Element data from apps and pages
%%

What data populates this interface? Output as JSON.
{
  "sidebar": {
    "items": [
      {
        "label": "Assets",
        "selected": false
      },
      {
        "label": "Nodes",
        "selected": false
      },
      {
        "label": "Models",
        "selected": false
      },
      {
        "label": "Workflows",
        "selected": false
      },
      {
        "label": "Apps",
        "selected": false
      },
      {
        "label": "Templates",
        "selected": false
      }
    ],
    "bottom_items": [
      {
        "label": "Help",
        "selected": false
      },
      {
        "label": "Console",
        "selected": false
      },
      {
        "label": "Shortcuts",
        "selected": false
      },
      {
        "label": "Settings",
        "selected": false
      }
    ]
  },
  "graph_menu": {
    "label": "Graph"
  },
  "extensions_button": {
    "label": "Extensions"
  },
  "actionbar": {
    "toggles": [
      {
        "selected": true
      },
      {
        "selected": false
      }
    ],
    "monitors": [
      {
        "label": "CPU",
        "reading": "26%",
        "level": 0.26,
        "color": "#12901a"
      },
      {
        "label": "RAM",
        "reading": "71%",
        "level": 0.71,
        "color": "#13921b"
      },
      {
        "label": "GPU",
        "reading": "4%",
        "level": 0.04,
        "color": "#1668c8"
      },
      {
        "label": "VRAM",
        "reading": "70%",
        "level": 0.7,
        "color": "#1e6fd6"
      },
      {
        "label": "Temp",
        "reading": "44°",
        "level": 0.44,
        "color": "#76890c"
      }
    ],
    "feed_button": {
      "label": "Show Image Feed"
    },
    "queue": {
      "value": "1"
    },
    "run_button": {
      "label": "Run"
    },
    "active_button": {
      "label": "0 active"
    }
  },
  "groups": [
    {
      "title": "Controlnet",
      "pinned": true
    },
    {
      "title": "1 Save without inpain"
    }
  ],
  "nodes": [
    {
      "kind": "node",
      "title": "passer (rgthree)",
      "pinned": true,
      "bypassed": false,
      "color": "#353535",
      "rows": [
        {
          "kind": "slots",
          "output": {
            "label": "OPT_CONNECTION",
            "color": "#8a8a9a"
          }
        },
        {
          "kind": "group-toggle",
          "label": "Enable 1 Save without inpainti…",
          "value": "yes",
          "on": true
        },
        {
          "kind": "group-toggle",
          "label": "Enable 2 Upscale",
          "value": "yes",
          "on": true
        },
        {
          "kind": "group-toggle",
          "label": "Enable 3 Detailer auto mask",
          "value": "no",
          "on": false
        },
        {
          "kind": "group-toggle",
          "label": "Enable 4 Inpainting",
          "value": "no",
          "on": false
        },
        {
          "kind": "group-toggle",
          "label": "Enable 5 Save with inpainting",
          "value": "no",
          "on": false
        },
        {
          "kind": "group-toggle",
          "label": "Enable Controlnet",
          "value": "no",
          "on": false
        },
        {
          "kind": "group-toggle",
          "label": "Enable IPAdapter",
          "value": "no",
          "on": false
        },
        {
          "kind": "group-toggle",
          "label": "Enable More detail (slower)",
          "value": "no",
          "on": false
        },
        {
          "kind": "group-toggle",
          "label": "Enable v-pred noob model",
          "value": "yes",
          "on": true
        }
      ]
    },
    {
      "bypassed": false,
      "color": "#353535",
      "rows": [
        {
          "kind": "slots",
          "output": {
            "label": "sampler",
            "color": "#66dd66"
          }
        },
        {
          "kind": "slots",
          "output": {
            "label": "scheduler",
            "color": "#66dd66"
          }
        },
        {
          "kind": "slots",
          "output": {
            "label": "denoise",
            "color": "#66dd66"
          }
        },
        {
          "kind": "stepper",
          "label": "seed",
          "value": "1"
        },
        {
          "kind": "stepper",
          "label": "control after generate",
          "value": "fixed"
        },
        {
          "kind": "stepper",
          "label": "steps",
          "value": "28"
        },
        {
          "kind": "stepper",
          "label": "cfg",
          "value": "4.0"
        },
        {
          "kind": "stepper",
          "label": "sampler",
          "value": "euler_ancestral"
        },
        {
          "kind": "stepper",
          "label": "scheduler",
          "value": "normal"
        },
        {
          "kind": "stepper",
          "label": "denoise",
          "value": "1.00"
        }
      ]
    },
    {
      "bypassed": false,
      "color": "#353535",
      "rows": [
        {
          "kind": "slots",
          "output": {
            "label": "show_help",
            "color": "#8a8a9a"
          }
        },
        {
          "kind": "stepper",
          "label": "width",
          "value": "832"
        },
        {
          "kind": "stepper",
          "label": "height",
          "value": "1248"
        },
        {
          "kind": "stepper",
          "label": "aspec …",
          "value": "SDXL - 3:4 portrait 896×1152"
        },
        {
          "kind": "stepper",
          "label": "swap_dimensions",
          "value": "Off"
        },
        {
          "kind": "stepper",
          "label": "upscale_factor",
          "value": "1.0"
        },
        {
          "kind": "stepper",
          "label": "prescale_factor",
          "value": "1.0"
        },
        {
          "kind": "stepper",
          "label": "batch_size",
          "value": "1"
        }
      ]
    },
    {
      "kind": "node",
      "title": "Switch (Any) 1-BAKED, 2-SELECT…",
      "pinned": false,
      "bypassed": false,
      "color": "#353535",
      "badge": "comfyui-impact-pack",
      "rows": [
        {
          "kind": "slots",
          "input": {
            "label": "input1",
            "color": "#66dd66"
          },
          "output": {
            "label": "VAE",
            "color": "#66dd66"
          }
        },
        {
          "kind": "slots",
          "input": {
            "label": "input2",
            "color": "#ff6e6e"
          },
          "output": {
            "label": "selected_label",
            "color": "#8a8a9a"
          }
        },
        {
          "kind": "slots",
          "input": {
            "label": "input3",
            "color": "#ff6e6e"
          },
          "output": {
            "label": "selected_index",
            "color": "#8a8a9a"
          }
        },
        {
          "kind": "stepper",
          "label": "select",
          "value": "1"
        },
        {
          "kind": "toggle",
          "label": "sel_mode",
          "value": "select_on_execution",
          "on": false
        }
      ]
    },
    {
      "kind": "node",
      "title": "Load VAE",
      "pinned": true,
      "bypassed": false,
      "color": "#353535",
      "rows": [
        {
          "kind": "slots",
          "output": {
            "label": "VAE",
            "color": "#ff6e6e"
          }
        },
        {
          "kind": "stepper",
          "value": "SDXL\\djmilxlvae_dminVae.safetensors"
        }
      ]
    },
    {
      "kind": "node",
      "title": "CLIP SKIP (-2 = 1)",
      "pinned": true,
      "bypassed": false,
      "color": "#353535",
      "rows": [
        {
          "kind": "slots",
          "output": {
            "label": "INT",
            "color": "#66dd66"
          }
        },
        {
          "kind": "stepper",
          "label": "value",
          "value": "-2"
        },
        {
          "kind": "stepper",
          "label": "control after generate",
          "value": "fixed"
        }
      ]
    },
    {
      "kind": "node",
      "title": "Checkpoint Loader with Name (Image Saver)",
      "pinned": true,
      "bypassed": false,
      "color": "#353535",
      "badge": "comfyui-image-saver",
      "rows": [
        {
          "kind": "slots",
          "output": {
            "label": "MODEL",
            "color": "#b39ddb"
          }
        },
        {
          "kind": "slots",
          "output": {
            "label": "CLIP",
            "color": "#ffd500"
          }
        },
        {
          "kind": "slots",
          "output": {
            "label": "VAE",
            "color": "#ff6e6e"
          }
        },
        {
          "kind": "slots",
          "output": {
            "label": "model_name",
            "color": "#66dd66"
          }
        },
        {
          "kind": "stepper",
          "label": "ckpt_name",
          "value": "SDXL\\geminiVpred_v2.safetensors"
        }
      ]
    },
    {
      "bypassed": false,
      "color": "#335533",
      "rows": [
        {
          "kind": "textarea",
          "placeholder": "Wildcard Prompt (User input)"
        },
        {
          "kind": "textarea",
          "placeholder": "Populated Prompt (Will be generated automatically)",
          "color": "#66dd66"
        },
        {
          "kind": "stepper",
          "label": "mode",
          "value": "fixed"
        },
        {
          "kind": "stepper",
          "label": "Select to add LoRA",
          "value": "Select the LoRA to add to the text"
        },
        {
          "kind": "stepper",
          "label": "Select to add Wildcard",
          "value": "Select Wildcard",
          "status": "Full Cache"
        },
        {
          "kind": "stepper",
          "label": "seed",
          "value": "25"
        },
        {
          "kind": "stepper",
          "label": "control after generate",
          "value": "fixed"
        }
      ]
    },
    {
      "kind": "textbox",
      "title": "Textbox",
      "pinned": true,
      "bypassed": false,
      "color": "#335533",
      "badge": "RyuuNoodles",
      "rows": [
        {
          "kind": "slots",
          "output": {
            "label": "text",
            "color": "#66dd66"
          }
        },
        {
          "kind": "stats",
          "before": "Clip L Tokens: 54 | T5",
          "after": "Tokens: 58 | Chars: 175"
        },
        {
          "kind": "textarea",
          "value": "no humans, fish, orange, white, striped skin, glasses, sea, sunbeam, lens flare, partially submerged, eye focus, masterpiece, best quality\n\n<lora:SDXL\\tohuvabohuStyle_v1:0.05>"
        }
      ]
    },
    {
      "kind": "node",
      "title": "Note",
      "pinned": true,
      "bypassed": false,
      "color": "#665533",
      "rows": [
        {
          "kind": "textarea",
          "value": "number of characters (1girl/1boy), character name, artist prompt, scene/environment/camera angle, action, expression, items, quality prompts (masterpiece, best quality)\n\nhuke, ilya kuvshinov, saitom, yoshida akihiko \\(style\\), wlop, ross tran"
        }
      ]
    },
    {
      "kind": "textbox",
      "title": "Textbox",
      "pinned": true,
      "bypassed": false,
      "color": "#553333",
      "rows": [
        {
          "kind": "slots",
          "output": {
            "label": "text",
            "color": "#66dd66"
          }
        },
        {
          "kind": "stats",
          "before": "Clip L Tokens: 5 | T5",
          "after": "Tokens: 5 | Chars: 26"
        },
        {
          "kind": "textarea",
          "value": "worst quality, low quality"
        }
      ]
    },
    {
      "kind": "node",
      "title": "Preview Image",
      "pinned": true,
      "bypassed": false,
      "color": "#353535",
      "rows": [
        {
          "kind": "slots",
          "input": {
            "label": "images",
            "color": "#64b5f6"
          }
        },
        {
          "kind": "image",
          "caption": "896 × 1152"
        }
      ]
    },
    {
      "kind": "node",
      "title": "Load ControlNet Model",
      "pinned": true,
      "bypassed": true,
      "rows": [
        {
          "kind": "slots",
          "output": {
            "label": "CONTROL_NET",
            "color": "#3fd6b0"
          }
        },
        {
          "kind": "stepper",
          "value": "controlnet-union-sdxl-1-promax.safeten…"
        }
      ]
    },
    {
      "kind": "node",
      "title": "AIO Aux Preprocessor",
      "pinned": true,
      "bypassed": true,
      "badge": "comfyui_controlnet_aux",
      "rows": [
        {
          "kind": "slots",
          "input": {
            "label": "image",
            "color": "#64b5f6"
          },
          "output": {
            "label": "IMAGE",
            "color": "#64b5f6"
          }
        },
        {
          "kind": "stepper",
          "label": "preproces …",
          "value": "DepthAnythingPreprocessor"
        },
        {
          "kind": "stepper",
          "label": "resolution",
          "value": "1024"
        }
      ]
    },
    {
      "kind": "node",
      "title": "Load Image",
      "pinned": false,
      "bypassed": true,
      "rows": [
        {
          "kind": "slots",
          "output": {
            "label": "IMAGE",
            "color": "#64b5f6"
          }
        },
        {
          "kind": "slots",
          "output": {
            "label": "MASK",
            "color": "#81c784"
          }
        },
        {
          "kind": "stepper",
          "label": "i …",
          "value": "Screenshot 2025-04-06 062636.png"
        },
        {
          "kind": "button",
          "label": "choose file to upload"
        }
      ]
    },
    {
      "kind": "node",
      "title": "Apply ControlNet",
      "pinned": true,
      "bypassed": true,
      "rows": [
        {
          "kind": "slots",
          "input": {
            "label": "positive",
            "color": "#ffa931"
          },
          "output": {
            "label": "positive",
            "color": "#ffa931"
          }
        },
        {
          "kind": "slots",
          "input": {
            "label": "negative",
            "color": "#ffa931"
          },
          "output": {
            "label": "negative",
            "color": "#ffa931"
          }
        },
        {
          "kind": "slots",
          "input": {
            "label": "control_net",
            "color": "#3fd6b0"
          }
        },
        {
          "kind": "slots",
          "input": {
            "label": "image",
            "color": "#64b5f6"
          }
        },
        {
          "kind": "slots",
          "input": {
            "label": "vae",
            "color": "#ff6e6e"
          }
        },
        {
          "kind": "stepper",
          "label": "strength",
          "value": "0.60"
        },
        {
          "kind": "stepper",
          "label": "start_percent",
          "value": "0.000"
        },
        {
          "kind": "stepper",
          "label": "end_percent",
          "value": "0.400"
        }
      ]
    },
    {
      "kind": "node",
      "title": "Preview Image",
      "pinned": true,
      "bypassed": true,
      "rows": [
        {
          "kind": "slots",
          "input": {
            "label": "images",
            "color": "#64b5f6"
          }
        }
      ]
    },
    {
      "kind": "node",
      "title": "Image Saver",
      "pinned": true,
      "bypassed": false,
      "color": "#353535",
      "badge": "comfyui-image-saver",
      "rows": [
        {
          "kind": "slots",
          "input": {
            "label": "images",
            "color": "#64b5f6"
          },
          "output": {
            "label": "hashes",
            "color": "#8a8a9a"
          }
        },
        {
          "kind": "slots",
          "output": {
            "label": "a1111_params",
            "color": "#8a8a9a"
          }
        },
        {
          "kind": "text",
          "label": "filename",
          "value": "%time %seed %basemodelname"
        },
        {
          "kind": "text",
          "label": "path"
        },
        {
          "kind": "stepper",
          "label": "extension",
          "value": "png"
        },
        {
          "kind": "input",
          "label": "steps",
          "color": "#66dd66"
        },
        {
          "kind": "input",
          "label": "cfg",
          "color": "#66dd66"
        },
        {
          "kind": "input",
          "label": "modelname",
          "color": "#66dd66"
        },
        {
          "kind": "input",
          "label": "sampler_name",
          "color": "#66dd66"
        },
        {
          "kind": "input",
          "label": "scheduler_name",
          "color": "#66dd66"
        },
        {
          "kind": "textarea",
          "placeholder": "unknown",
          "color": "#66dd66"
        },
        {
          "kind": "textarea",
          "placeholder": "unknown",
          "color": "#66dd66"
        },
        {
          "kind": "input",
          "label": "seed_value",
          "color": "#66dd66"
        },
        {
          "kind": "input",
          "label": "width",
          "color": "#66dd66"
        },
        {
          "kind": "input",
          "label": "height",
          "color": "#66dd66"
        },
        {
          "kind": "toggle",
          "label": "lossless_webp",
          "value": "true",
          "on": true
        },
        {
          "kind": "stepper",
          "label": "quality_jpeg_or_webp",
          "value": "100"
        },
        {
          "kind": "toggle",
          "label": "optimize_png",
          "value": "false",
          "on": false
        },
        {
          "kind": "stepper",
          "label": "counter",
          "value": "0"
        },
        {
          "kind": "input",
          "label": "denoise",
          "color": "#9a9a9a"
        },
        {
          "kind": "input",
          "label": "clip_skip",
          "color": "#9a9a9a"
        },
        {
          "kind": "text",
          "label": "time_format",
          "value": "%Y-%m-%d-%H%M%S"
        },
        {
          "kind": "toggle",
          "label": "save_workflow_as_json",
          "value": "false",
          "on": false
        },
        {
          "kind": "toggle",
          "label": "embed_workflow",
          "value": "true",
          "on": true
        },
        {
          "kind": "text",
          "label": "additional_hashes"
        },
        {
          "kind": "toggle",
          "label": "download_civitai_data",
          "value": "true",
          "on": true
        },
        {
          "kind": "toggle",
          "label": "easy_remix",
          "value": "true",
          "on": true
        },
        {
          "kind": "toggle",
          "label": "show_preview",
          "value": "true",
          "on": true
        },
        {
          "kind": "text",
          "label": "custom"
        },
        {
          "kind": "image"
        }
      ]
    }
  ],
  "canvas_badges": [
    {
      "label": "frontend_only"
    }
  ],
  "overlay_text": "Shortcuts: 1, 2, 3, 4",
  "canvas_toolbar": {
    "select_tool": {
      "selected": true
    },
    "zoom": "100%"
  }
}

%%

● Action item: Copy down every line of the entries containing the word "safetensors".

● Result of the task:
          "value": "SDXL\\djmilxlvae_dminVae.safetensors"
          "value": "SDXL\\geminiVpred_v2.safetensors"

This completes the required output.